To balance the needs of employees, many organizations are reverting to a hybrid model – where some employees are located in the office and others are doing their jobs remotely. While this model better meets the varying needs of employees, it presents questions for how team members will be able to reconcile the two different environments. Luckily, there are several practices that can be put into place to ensure all employees are in sync and fairness and flexibility are present across the board.
- Enforce inclusion
Make sure every employee has a seat at the table, regardless of where they’re sitting. Require all team meetings to be conducted via video call (Zoom, Microsoft Teams, Google Hangouts, etc.). Ensuring everyone is present in the same way helps level the playing field and prevents remote employees from feeling excluded. If team members are discussing an issue in the office, call remote employees to get their input.

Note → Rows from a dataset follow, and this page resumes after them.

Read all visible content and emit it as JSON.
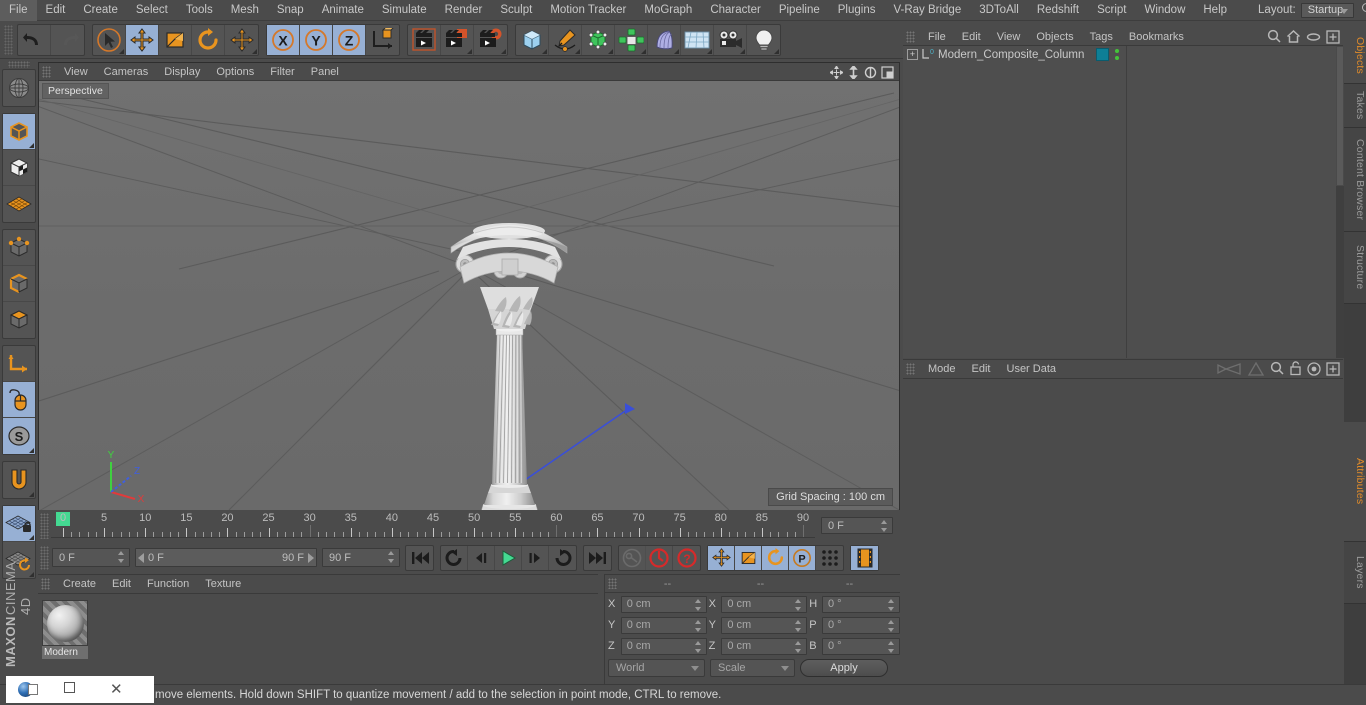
{
  "menubar": {
    "items": [
      "File",
      "Edit",
      "Create",
      "Select",
      "Tools",
      "Mesh",
      "Snap",
      "Animate",
      "Simulate",
      "Render",
      "Sculpt",
      "Motion Tracker",
      "MoGraph",
      "Character",
      "Pipeline",
      "Plugins",
      "V-Ray Bridge",
      "3DToAll",
      "Redshift",
      "Script",
      "Window",
      "Help"
    ],
    "layout_label": "Layout:",
    "layout_value": "Startup",
    "search_icon": "search-icon"
  },
  "toolbar": {
    "groups": [
      {
        "name": "history",
        "buttons": [
          {
            "name": "undo",
            "icon": "undo-arrow-icon",
            "state": "normal"
          },
          {
            "name": "redo",
            "icon": "redo-arrow-icon",
            "state": "disabled"
          }
        ]
      },
      {
        "name": "transform-tools",
        "buttons": [
          {
            "name": "live-selection",
            "icon": "cursor-circle-icon",
            "state": "normal"
          },
          {
            "name": "move",
            "icon": "move-arrows-icon",
            "state": "active"
          },
          {
            "name": "scale",
            "icon": "scale-box-icon",
            "state": "normal"
          },
          {
            "name": "rotate",
            "icon": "rotate-arc-icon",
            "state": "normal"
          },
          {
            "name": "move-duplicate",
            "icon": "move-arrows-icon",
            "state": "normal"
          }
        ]
      },
      {
        "name": "axis-locks",
        "buttons": [
          {
            "name": "lock-x",
            "icon": "x-axis-icon",
            "state": "active"
          },
          {
            "name": "lock-y",
            "icon": "y-axis-icon",
            "state": "active"
          },
          {
            "name": "lock-z",
            "icon": "z-axis-icon",
            "state": "active"
          },
          {
            "name": "world-object-coords",
            "icon": "world-axis-cube-icon",
            "state": "normal"
          }
        ]
      },
      {
        "name": "render",
        "buttons": [
          {
            "name": "render-view",
            "icon": "clapper-view-icon",
            "state": "normal"
          },
          {
            "name": "render-to-picture-viewer",
            "icon": "clapper-picture-icon",
            "state": "normal"
          },
          {
            "name": "render-settings",
            "icon": "clapper-gear-icon",
            "state": "normal"
          }
        ]
      },
      {
        "name": "create",
        "buttons": [
          {
            "name": "primitive-cube",
            "icon": "cube-blue-icon",
            "state": "normal"
          },
          {
            "name": "spline-pen",
            "icon": "pen-spline-icon",
            "state": "normal"
          },
          {
            "name": "generator",
            "icon": "green-cube-points-icon",
            "state": "normal"
          },
          {
            "name": "mograph",
            "icon": "mograph-cluster-icon",
            "state": "normal"
          },
          {
            "name": "deformer",
            "icon": "bend-deformer-icon",
            "state": "normal"
          },
          {
            "name": "environment",
            "icon": "floor-grid-icon",
            "state": "normal"
          },
          {
            "name": "camera",
            "icon": "camera-icon",
            "state": "normal"
          },
          {
            "name": "light",
            "icon": "lightbulb-icon",
            "state": "normal"
          }
        ]
      }
    ]
  },
  "left_toolbar": {
    "groups": [
      {
        "name": "uv",
        "buttons": [
          {
            "name": "make-editable-globe",
            "icon": "globe-wire-icon",
            "state": "normal"
          }
        ]
      },
      {
        "name": "modes",
        "buttons": [
          {
            "name": "model-mode",
            "icon": "model-cube-icon",
            "state": "active"
          },
          {
            "name": "texture-mode",
            "icon": "texture-cube-icon",
            "state": "normal"
          },
          {
            "name": "workplane-mode",
            "icon": "workplane-grid-icon",
            "state": "normal"
          }
        ]
      },
      {
        "name": "components",
        "buttons": [
          {
            "name": "points-mode",
            "icon": "points-cube-icon",
            "state": "normal"
          },
          {
            "name": "edges-mode",
            "icon": "edges-cube-icon",
            "state": "normal"
          },
          {
            "name": "polygons-mode",
            "icon": "polygons-cube-icon",
            "state": "normal"
          }
        ]
      },
      {
        "name": "axis",
        "buttons": [
          {
            "name": "enable-axis",
            "icon": "axis-corner-icon",
            "state": "normal"
          },
          {
            "name": "viewport-solo-mouse",
            "icon": "mouse-icon",
            "state": "active"
          },
          {
            "name": "soft-selection",
            "icon": "s-circle-icon",
            "state": "active"
          }
        ]
      },
      {
        "name": "snap",
        "buttons": [
          {
            "name": "enable-snap",
            "icon": "magnet-icon",
            "state": "normal"
          }
        ]
      },
      {
        "name": "workplane",
        "buttons": [
          {
            "name": "lock-workplane",
            "icon": "grid-lock-icon",
            "state": "active"
          },
          {
            "name": "align-workplane",
            "icon": "grid-rotate-icon",
            "state": "normal"
          }
        ]
      }
    ],
    "brand_line1": "MAXON",
    "brand_line2": "CINEMA 4D"
  },
  "viewport": {
    "menu_items": [
      "View",
      "Cameras",
      "Display",
      "Options",
      "Filter",
      "Panel"
    ],
    "nav_icons": [
      "pan-icon",
      "zoom-icon",
      "rotate-icon",
      "maximize-icon"
    ],
    "label": "Perspective",
    "grid_spacing": "Grid Spacing : 100 cm",
    "axis_labels": {
      "x": "X",
      "y": "Y",
      "z": "Z"
    },
    "axis_colors": {
      "x": "#e03b3b",
      "y": "#3fd13f",
      "z": "#3f5fe0"
    },
    "object_description": "Modern composite Corinthian column with fluted shaft"
  },
  "timeline": {
    "ticks": [
      {
        "label": "0",
        "frame": 0
      },
      {
        "label": "5",
        "frame": 5
      },
      {
        "label": "10",
        "frame": 10
      },
      {
        "label": "15",
        "frame": 15
      },
      {
        "label": "20",
        "frame": 20
      },
      {
        "label": "25",
        "frame": 25
      },
      {
        "label": "30",
        "frame": 30
      },
      {
        "label": "35",
        "frame": 35
      },
      {
        "label": "40",
        "frame": 40
      },
      {
        "label": "45",
        "frame": 45
      },
      {
        "label": "50",
        "frame": 50
      },
      {
        "label": "55",
        "frame": 55
      },
      {
        "label": "60",
        "frame": 60
      },
      {
        "label": "65",
        "frame": 65
      },
      {
        "label": "70",
        "frame": 70
      },
      {
        "label": "75",
        "frame": 75
      },
      {
        "label": "80",
        "frame": 80
      },
      {
        "label": "85",
        "frame": 85
      },
      {
        "label": "90",
        "frame": 90
      }
    ],
    "range_min": 0,
    "range_max": 90,
    "playhead_frame": 0,
    "playhead_color": "#44d992",
    "current_frame_field": "0 F"
  },
  "playbar": {
    "current_frame": "0 F",
    "range_start": "0 F",
    "range_end": "90 F",
    "end_frame": "90 F",
    "transport": [
      {
        "name": "go-to-start",
        "icon": "skip-back-icon"
      },
      {
        "name": "previous-key",
        "icon": "prev-key-icon"
      },
      {
        "name": "step-back",
        "icon": "step-back-icon"
      },
      {
        "name": "play",
        "icon": "play-icon"
      },
      {
        "name": "step-forward",
        "icon": "step-forward-icon"
      },
      {
        "name": "next-key",
        "icon": "next-key-icon"
      },
      {
        "name": "go-to-end",
        "icon": "skip-forward-icon"
      }
    ],
    "record_buttons": [
      {
        "name": "autokey",
        "icon": "key-icon",
        "state": "disabled"
      },
      {
        "name": "record-active-objects",
        "icon": "record-circle-icon",
        "state": "normal"
      },
      {
        "name": "record-question",
        "icon": "question-circle-icon",
        "state": "normal"
      }
    ],
    "key_toggles": [
      {
        "name": "key-position",
        "icon": "move-arrows-icon",
        "state": "active"
      },
      {
        "name": "key-scale",
        "icon": "scale-box-icon",
        "state": "active"
      },
      {
        "name": "key-rotation",
        "icon": "rotate-arc-icon",
        "state": "active"
      },
      {
        "name": "key-parameter",
        "icon": "p-circle-icon",
        "state": "active"
      },
      {
        "name": "key-pla",
        "icon": "dots-grid-icon",
        "state": "normal"
      }
    ],
    "extra": [
      {
        "name": "timeline-filmstrip",
        "icon": "filmstrip-icon",
        "state": "active"
      }
    ]
  },
  "material_manager": {
    "menu_items": [
      "Create",
      "Edit",
      "Function",
      "Texture"
    ],
    "materials": [
      {
        "name": "Modern",
        "type": "standard-material"
      }
    ]
  },
  "coordinates": {
    "header_dashes": [
      "--",
      "--",
      "--"
    ],
    "rows": [
      {
        "pos_label": "X",
        "pos_value": "0 cm",
        "size_label": "X",
        "size_value": "0 cm",
        "rot_label": "H",
        "rot_value": "0 °"
      },
      {
        "pos_label": "Y",
        "pos_value": "0 cm",
        "size_label": "Y",
        "size_value": "0 cm",
        "rot_label": "P",
        "rot_value": "0 °"
      },
      {
        "pos_label": "Z",
        "pos_value": "0 cm",
        "size_label": "Z",
        "size_value": "0 cm",
        "rot_label": "B",
        "rot_value": "0 °"
      }
    ],
    "system_select": "World",
    "mode_select": "Scale",
    "apply_label": "Apply"
  },
  "object_manager": {
    "menu_items": [
      "File",
      "Edit",
      "View",
      "Objects",
      "Tags",
      "Bookmarks"
    ],
    "header_icons": [
      "search-icon",
      "home-icon",
      "eye-icon",
      "plus-box-icon"
    ],
    "objects": [
      {
        "name": "Modern_Composite_Column",
        "expandable": true,
        "tag_color": "#0e7f96",
        "has_green_dots": true
      }
    ]
  },
  "attribute_manager": {
    "menu_items": [
      "Mode",
      "Edit",
      "User Data"
    ],
    "header_icons": [
      "left-arrow-icon",
      "up-arrow-icon",
      "search-icon",
      "lock-icon",
      "target-icon",
      "plus-box-icon"
    ]
  },
  "right_tabs": [
    {
      "label": "Objects",
      "active": true
    },
    {
      "label": "Takes",
      "active": false
    },
    {
      "label": "Content Browser",
      "active": false
    },
    {
      "label": "Structure",
      "active": false
    },
    {
      "label": "Attributes",
      "active": true
    },
    {
      "label": "Layers",
      "active": false
    }
  ],
  "statusbar": {
    "message": "move elements. Hold down SHIFT to quantize movement / add to the selection in point mode, CTRL to remove."
  },
  "taskbar": {
    "items": [
      "c4d-orb-icon",
      "restore-icon",
      "close-icon"
    ]
  }
}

- Lay out expectations
Situations and schedules change. Before shifting to a hybrid model, make sure it’s clear what communication channel team members will use for what purpose. Know who needs to be in which meetings and who is responsible for what tasks and information. Make sure you let your team members know what days you plan to be remote and in the office, or if that schedule has to be adjusted.
- Provide collaborative meeting spaces
The hybrid workplace requires executives to rethink how their office is set up. With some team members working remotely, there is an increased need for smaller and more collaborative meeting spaces. Remote employees are just as important to keep in mind as those who are in-person. Conference rooms will need to have enough space for employees to spread out while also providing requisite equipment to connect remote individuals. Instead of individualized cubicles, an increased number of collaborative spaces could be considered to make the most of the office with fewer employees filling the space.
- Continue investing in remote work
Remote employees are still part of the team and need to feel as such. As the organization’s budget allows, make sure employees are equipped with the necessary supplies they would normally have access to when in the office. Keep the company culture alive by planning virtual events! This will enable remote and in-person employees to feel socially connected even if they aren’t physically. Virtual happy hours or scavenger hunts are always a hit!
- Prioritize employee health
You want your employees to be happy and healthy. Maintain policies that prioritize the physical and mental health of everyone. Encourage employees to work remotely or rest if they are feeling ill and ensure the workplace is as safe as possible.
Maintaining a hybrid workplace is possible, and with these practices you’ll be well on your way to an office environment that’s best suited for everyone.
by Madison Nance
Marketing Associate at Charles Aris Executive Search